According to US intelligence agencies, the Russian government conducted a campaign to interfere with the 2016 US presidential election. This included the use of social media bots to spread disinformation, hacking into Democratic Party emails, and promoting divisive content. The interference has been linked to a decline in trust in the electoral process and increased polarisation in the US.
"We have interfered (in U.S. elections), we are interfering and we will continue to interfere. Carefully, accurately, surgically and in our own way, as we know how to do." Russian businessman Yevgeny Prigozhin
5. Covid-19 Disinformation

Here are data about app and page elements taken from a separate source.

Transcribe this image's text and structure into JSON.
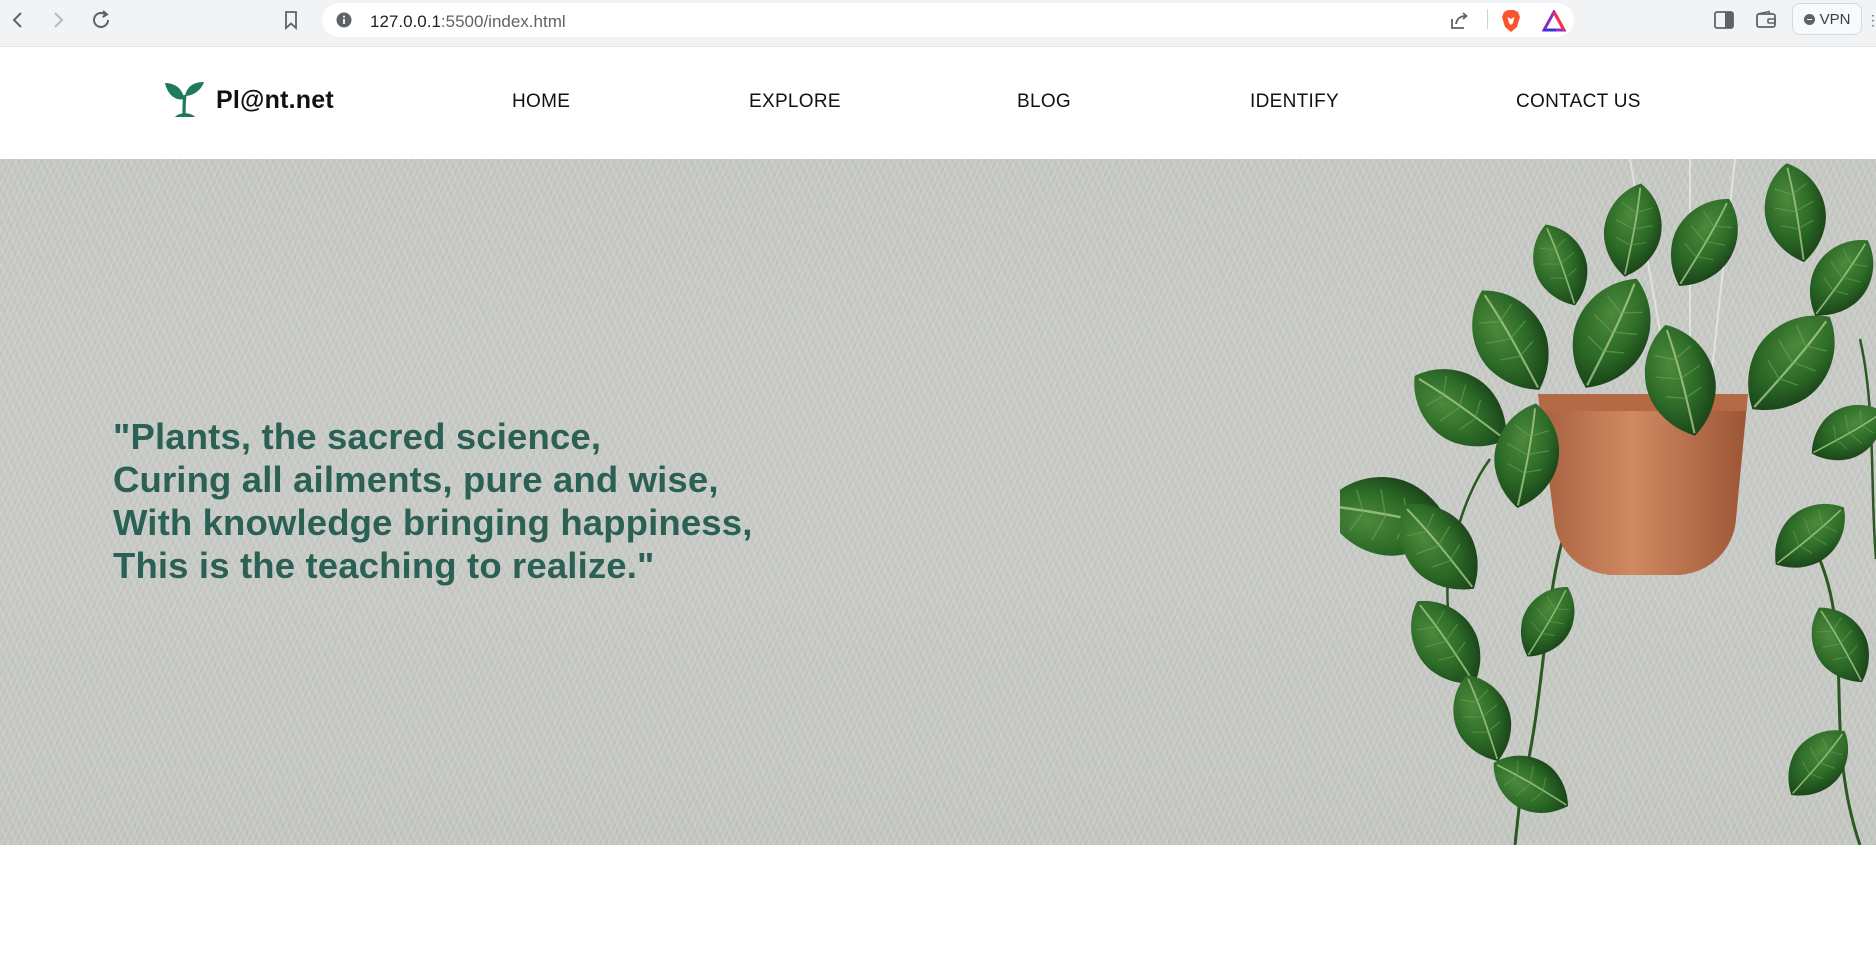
{
  "browser": {
    "url_host": "127.0.0.1",
    "url_path": ":5500/index.html",
    "vpn_label": "VPN",
    "icons": [
      "back-icon",
      "forward-icon",
      "reload-icon",
      "bookmark-icon",
      "info-icon",
      "share-icon",
      "brave-shield-icon",
      "brave-rewards-icon",
      "sidebar-icon",
      "wallet-icon",
      "menu-icon"
    ]
  },
  "site": {
    "logo_text": "Pl@nt.net",
    "logo_icon": "sprout-icon",
    "nav": [
      "HOME",
      "EXPLORE",
      "BLOG",
      "IDENTIFY",
      "CONTACT US"
    ]
  },
  "hero": {
    "quote_lines": [
      "\"Plants, the sacred science,",
      "Curing all ailments, pure and wise,",
      "With knowledge bringing happiness,",
      "This is the teaching to realize.\""
    ],
    "image": "hanging-pothos-plant"
  },
  "colors": {
    "quote": "#2b6155",
    "logo_green": "#1f7a5a",
    "hero_bg": "#cacbc8",
    "leaf_dark": "#1f4a1d",
    "leaf_mid": "#2f6a2a",
    "pot": "#c07a56"
  }
}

Throughout the Covid-19 pandemic, disinformation has been spread about the origins of the virus, the effectiveness of vaccines and the severity of the disease. This has led to confusion and distrust, and hindered efforts to control the spread of the virus.
"Our common enemy is #COVID19, but our enemy is also an “infodemic” of misinformation." - Antonio Guterres, Sec Gen, UN

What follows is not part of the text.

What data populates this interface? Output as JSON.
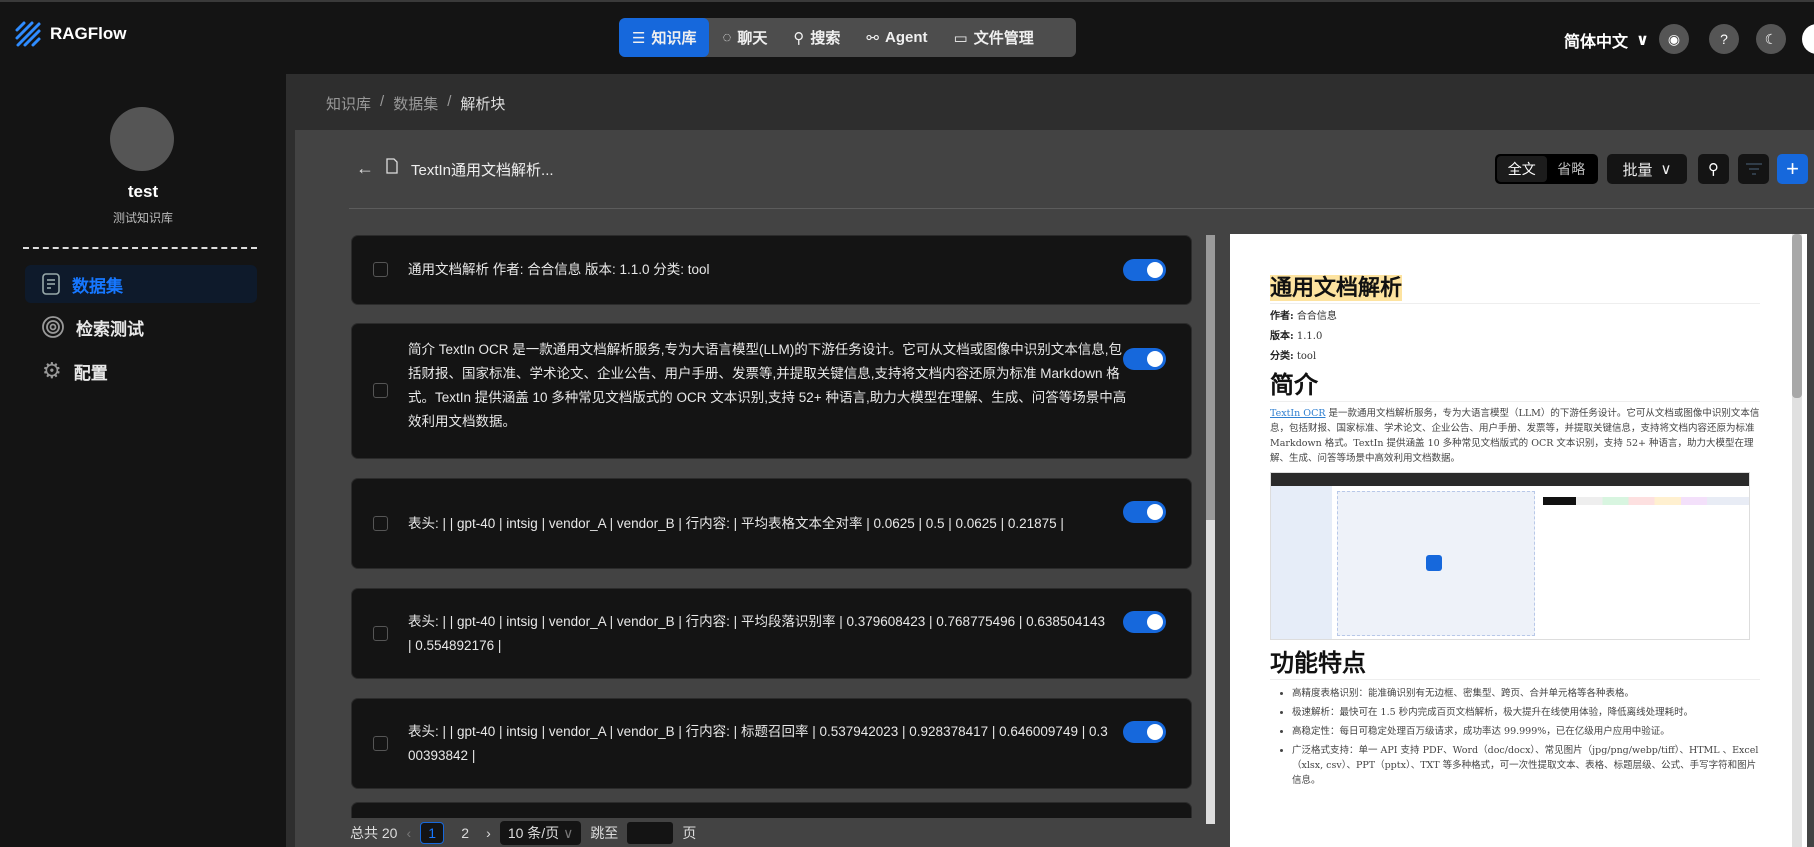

6. The Skripal Poisoning
In 2018, Sergei Skripal, a former Russian spy, and his daughter Yulia were poisoned with a nerve agent in Salisbury, UK. The UK government blamed Russia for the attack, but Russia denied involvement and spread its own disinformation including suggesting the UK had staged the attack as a false flag operation.

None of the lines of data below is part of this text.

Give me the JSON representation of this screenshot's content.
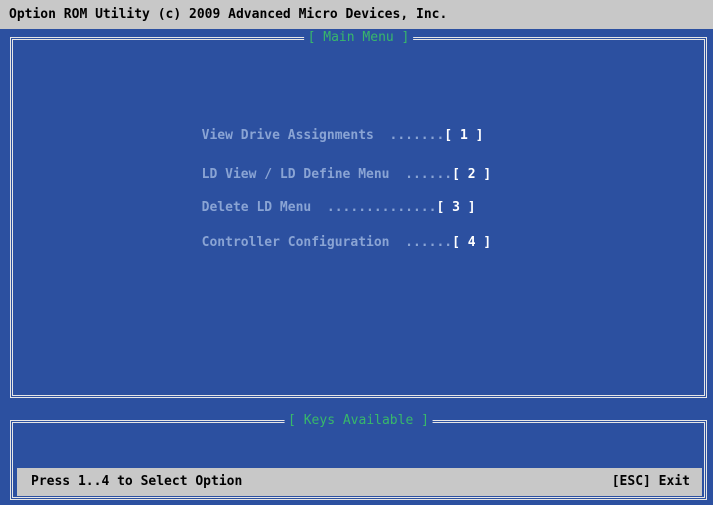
{
  "title": "Option ROM Utility (c) 2009 Advanced Micro Devices, Inc.",
  "main_menu": {
    "frame_title": "[ Main Menu ]",
    "items": [
      {
        "label": "View Drive Assignments",
        "dots": "  .......",
        "key": "[ 1 ]"
      },
      {
        "label": "LD View / LD Define Menu",
        "dots": "  ......",
        "key": "[ 2 ]"
      },
      {
        "label": "Delete LD Menu",
        "dots": "  ..............",
        "key": "[ 3 ]"
      },
      {
        "label": "Controller Configuration",
        "dots": "  ......",
        "key": "[ 4 ]"
      }
    ]
  },
  "keys": {
    "frame_title": "[ Keys Available ]",
    "hint": "Press 1..4 to Select Option",
    "exit": "[ESC] Exit"
  },
  "colors": {
    "background": "#2c50a0",
    "title_bar": "#c8c8c8",
    "frame_title": "#38b86a",
    "menu_label": "#8aa4d4",
    "menu_key": "#ffffff"
  }
}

"RT’s and Sputnik’s coverage of the Skripal incident had all the features of a disinformation campaign; they sought to sow confusion and uncertainty through a vast array of contradictory narratives and unchallenged conspiracy theories." Dr Gordon Ramsay, Kings College London
7. Catalonia Independence Referendum
In 2017, Catalonia, a region of Spain, held a referendum on independence. The Spanish government declared the referendum illegal, and there were reports of disinformation campaigns on both sides. Pro-independence groups accused the government of spreading false information, whilst in return the Spanish government accused them of using social media to spread falsehoods and violence.
“It is important that we know that there are certain entities, which may be public or private, that try to interfere in national politics, that try to affect and create unstable situations in Europe,” Dolores De Cospedal, Defence Minister, Spain
8. Brexit Referendum
In 2016 the UK government held a referendum on whether to leave the European Union. There were accusations of disinformation campaigns on both sides including the Leave campaigns claim the UK could save £350 million per week by leaving, and the Remain campaigns claims on immediate economic shock, which were later shown to be exaggerated. The role of disinformation in the referendum has been the subject of ongoing controversy and investigation.
"If people lose trust in information they find online, they will ultimately lose trust in democracy altogether," Vera Jourova, Vice President Values and Transparency, EC
9. 2015 Refugee Crisis
In 2015 Greece became a major entry point for refugees and migrants seeking to enter Europe. There were reports of disinformation campaigns aimed at spreading fear and mistrust of refugees, including crime rates and terrorist threats. Misperceptions continue to exist throughout Europe.
"Sometimes this isn’t on purpose, but it’s misrepresented either because of ignorance or because of malicious intent of the journalist who wants to create an emotional impact on the readers.” Jacopo Ottaviani, IJF19
10. The Ukraine Conflict
Since 2014, Russia has been involves in a conflict in Ukraine, which has included disinformation campaigns. Russian media outlets have spread false information about the conflict, including suggesting that the Ukrainian government is fascist and that Russia is not involved. This disinformation has contributed to an ongoing conflict and to anti-Ukrainian sentiment in Russia.
"War is not only a military opposition on UA land. It is also a fierce battle in the informational space" Volodymyr Zelenskyy, President of Ukraine
These cases, among many, demonstrate the significant harm that disinformation can cause, from stigmatisation, fear and violence to erosion of trust and social and political instability. Join us in TITAN as we work to co-create solutions that better help people identify false information online. www.titanthinking.eu